The High Street, Oxford, an iconic view of the city’s main thoroughfare by Joseph Mallord William Turner, has been on display at Oxford University’s Ashmolean Museum since 1997, on loan from a private collection. Earlier this year the owners offered the painting to the nation under the Acceptance in Lieu scheme, a program that allows important works of cultural patrimony to be transferred to the state in lieu of inheritance tax. Because the appraised market value of the painting, £3.5 million ($5,387,000), is more than the tax owing, the Ashmolean had to come up with the difference of £860,000 ($1,324,000) to secure the masterpiece. If they couldn’t meet the price, the painting would be sold at public auction and very possibly to a foreign buyer who would take it out of the country.
Most of the sum was raised through grants — £550,000 ($846,570) from the Heritage Lottery Fund, £220,000 ($338,630) from the Art Fund, £30,000 ($46,180) from the Friends and Patrons of the Ashmolean — leaving just £60,000 ($92,300) outstanding to acquire the painting. On June 3rd, the museum launched a campaign to raise the last £60,000. The response from the public was immediate and enthusiastic. More than 800 individuals donated to the cause and the target was reached in just four weeks. Once the paperwork is done, The High Street, Oxford will officially be part of the Ashmolean Museum’s permanent collection.
JMW Turner had deep connections to Oxford. As a child he spent time in the area visiting his uncle so he was familiar with the city — there is at least one surviving watercolor of Oxford Turner painted when he was in his teens — and over the course of his lifetime he would finish more than 30 watercolors of the city, the largest number of works depicting a single place in his oeuvre. In 1799 when he was 24 years old, he received his first important commission: two watercolor of the college town to be published in the Oxford Almanack, the University’s prestigious annual calendar which had been printed every year without interruption since 1676. The watercolors were so well-received, he got commissions to make another eight watercolors which were published between 1799 and 1810.
The watercolors caught the eye of Oxford printseller, James Wyatt, who commissioned Turner to create a view of High Street that Wyatt would then have engraved so he could sell prints of the work. Turner worked on the painting over the winter of 1809-1810, consulting with Wyatt as he went along. Wyatt, while a townie, had many begowned friends, so the painting deliberately includes men in academic dress as well as more colorful townspeople at focal points along the street. Turner had once contemplated a career in architecture and as a young man he had worked for several architects as a draughtsman.

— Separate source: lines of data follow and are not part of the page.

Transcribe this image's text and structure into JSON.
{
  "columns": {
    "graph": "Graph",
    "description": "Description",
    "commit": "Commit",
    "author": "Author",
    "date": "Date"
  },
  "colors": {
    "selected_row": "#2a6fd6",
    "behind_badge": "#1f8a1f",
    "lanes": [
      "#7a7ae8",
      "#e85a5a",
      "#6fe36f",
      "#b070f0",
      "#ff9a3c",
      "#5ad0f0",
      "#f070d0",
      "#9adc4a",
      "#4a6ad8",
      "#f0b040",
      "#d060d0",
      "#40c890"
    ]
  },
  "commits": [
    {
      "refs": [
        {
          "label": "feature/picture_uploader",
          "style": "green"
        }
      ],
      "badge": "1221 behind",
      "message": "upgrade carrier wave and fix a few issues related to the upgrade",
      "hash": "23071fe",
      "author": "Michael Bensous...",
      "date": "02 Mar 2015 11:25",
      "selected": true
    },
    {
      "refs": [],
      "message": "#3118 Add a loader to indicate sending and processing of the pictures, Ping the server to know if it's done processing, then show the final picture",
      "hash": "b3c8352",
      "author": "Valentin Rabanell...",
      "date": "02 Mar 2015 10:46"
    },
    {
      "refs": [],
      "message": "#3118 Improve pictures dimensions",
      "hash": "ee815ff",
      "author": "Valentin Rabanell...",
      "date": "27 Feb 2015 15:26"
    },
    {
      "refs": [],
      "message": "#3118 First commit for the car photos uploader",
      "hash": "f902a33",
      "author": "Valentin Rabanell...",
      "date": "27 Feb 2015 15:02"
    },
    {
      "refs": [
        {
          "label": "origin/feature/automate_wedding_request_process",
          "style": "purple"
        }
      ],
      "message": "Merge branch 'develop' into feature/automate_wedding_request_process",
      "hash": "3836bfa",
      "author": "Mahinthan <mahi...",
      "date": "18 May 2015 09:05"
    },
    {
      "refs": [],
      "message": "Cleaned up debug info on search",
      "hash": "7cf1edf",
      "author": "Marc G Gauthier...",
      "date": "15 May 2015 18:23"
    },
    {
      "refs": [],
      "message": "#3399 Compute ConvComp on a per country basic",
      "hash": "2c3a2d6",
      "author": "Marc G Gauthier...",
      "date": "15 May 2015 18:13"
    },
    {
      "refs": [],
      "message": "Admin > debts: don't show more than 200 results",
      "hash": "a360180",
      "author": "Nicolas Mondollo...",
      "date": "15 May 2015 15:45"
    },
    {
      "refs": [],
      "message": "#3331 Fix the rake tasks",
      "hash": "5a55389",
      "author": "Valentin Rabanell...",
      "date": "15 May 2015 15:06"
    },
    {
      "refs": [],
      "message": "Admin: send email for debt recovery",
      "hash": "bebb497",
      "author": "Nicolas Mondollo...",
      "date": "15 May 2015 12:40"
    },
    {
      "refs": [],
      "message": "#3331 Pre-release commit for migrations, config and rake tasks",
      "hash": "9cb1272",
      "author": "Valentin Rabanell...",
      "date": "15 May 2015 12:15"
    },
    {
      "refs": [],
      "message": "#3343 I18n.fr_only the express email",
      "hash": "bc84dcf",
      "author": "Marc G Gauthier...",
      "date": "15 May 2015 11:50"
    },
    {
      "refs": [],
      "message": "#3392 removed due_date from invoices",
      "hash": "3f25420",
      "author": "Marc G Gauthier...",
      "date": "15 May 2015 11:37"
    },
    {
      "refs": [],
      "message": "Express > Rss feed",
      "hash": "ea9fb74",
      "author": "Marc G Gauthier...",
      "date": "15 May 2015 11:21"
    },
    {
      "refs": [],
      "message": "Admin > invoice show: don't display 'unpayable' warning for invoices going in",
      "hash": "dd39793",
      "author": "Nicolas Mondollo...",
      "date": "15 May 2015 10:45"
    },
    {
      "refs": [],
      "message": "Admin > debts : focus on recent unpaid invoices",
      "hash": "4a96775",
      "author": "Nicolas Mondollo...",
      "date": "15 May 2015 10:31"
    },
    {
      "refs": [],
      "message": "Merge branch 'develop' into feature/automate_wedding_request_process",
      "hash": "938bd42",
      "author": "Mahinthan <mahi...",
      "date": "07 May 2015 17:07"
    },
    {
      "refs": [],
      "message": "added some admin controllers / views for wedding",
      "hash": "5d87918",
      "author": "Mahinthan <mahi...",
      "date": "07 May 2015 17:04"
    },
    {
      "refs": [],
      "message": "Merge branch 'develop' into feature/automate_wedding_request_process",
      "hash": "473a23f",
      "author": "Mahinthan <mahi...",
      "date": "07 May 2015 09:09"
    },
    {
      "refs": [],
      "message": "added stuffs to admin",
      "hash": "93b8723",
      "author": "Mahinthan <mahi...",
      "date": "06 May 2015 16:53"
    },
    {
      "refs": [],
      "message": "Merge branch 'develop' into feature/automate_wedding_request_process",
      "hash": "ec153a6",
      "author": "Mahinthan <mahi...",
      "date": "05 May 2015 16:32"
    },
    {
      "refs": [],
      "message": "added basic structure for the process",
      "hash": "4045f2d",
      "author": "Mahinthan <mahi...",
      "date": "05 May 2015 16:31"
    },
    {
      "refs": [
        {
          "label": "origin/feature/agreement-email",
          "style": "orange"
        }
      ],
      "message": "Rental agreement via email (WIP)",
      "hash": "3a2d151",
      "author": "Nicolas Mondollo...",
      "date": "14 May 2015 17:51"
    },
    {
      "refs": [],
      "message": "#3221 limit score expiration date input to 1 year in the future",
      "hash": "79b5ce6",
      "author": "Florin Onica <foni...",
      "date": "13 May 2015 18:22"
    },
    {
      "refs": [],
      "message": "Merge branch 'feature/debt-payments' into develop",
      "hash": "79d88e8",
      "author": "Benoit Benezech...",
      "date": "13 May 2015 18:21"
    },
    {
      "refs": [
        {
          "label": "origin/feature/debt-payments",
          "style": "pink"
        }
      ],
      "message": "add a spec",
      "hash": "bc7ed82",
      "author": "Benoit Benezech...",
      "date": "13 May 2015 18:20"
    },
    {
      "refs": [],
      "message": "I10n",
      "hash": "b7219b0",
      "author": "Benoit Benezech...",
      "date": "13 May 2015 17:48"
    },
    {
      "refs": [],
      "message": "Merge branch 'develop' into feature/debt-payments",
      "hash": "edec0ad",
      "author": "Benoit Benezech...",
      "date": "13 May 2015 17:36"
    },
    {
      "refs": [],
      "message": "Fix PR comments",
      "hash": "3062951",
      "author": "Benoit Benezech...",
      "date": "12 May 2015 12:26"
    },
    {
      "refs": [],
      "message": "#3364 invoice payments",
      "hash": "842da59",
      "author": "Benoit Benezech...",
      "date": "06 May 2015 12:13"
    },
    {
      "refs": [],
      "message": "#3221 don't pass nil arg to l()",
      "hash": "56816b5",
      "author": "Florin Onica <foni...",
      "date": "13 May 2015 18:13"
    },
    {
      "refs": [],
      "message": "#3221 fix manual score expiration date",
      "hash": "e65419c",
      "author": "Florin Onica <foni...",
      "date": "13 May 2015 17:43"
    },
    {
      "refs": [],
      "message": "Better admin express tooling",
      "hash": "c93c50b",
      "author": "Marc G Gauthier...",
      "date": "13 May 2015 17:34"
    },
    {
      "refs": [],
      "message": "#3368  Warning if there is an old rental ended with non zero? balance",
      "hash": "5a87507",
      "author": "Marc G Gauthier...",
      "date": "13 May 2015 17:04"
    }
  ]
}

That fascination greatly informed High Street which is drawn with exceptional attention to the architectural details of the buildings.
When the painting was finished in March of 1810, Wyatt put it on display in his High Street print shop. Both the oil painting and the print made from it were hugely popular. Turner displayed the oil painting in his personal gallery in Queen Ann Street, London. In 1812, The High Street, Oxford and a companion townscape Wyatt commissioned after the success of the first were exhibited at the Royal Academy.
Because, as anyone who has watched Morse and Inspector Lewis to the point of overdose can tell you, Oxford is basically frozen in time, what Turner saw when he looked down High Street is pretty much what you see today looking down High Street, give or take a bike or two (thousand). Any institution would be keen to have a Turner oil painting, but this work is so bound to its context, a context which has survived almost unchanged, that it would have been a tremendous loss to see it sold away from the city whose sempiternal beauty he captured so flawlessly.